  • X maintains a list of (room,sum) objects.
  • X knows some meta-information about the network,
    e.g.,
  • ?1max possible temperature120, and
  • ?2sensors in each room5.
  • X now bounds the final value of every object it
    has locally sumsum(?2-count)?1
  • sum is an upper bound of sum (maximum possible
    value for sum at the sink).

36
???? Views Example
  • We can now locally rank these ranges and
    prune-away any object outside the K-covered-bound
    set.
  • K-covered Bound-set Includes all the objects
    which have an upper bound (vub) greater or equal
    to the kth highest lower bound (vklb ), i.e.,
    vubgtvklb

37
???? Views Experimentation
  • We obtained a real trace of atmospheric data
    collected by UC-Berkeley on the Great Duck Island
    (Maine) in 2002.
  • We then performed a trace-driven experimentation
    using XBows TELOSB sensor.
  • Our query was as follows
  • SELECT TOP-K area, Avg(temp)
  • FROM sensors
  • GROUP BY area
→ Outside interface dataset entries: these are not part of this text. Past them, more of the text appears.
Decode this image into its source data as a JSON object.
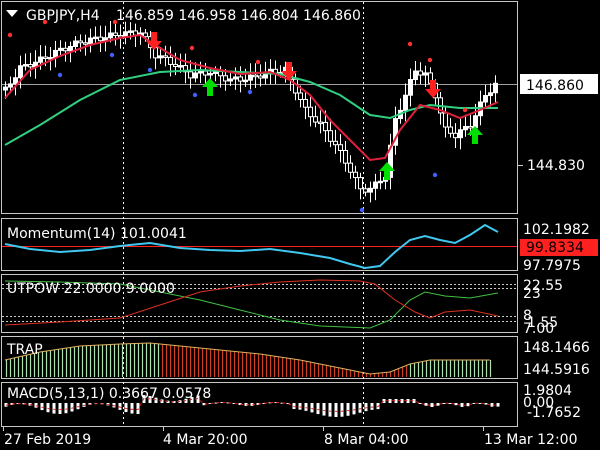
{
  "main": {
    "symbol_title": "GBPJPY,H4",
    "ohlc": "146.859 146.958 146.804 146.860",
    "price_current": "146.860",
    "price_level": "144.830"
  },
  "panels": {
    "momentum": {
      "label": "Momentum(14) 101.0041",
      "ticks": [
        "102.1982",
        "99.8334",
        "97.7975"
      ]
    },
    "utpow": {
      "label": "UTPOW 22.0000 9.0000",
      "ticks": [
        "22.55",
        "23",
        "8",
        "1.55",
        "7.00"
      ]
    },
    "trap": {
      "label": "TRAP",
      "ticks": [
        "148.1466",
        "144.5916"
      ]
    },
    "macd": {
      "label": "MACD(5,13,1) 0.3667 0.0578",
      "ticks": [
        "1.9804",
        "0.00",
        "-1.7652"
      ]
    }
  },
  "time_axis": [
    "27 Feb 2019",
    "4 Mar 20:00",
    "8 Mar 04:00",
    "13 Mar 12:00"
  ],
  "colors": {
    "background": "#000000",
    "frame": "#c8c8c8",
    "candle": "#ffffff",
    "ma_fast": "#e0203a",
    "ma_slow": "#30d080",
    "buy_arrow": "#00e000",
    "sell_arrow": "#ff2020",
    "momentum_line": "#40c8f0",
    "price_level_line": "#ff2020",
    "utpow_green": "#40c040",
    "utpow_red": "#e03020",
    "trap_up": "#b0e0b0",
    "trap_down": "#d04020",
    "trap_line": "#e0b060",
    "macd_hist": "#ffffff",
    "macd_signal": "#e02020"
  }
}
77
39
34
12
0
38
Conclusions
  • I have presented the Concepts behind popular
    Top-k query processing algorithms and an array of
    Applications utilizing these algorithms.
  • I have also presented, at a high level, a variety
    of Algorithms that we have developed in order to
    support this era of distributed databases.
  • Top-K Query Processing is a new area with many
    new challenges and opportunities!
  • We are working on applying this technology in new
    application areas, e.g.
  • FailRank Towards a Unified Grid Failure
    Monitoring and Ranking System, Demetrios
    Zeinalipour-Yazti, Kyriacos Neocleous, Chryssis
    Georgiou, Marios D. Dikaiakos, submitted for
    publication, 2007.

39
Top-K Algorithms Concepts and Applications
Department of Computer Science - University of
Cyprus
  • by
  • Demetris Zeinalipour
  • Thank you!

This presentation is available at http//www2.cs.
ucy.ac.cy/dzeina/talks.html Related
Publications available at http//www2.cs.ucy.ac.c
y/dzeina/publications.html
About PowerShow.com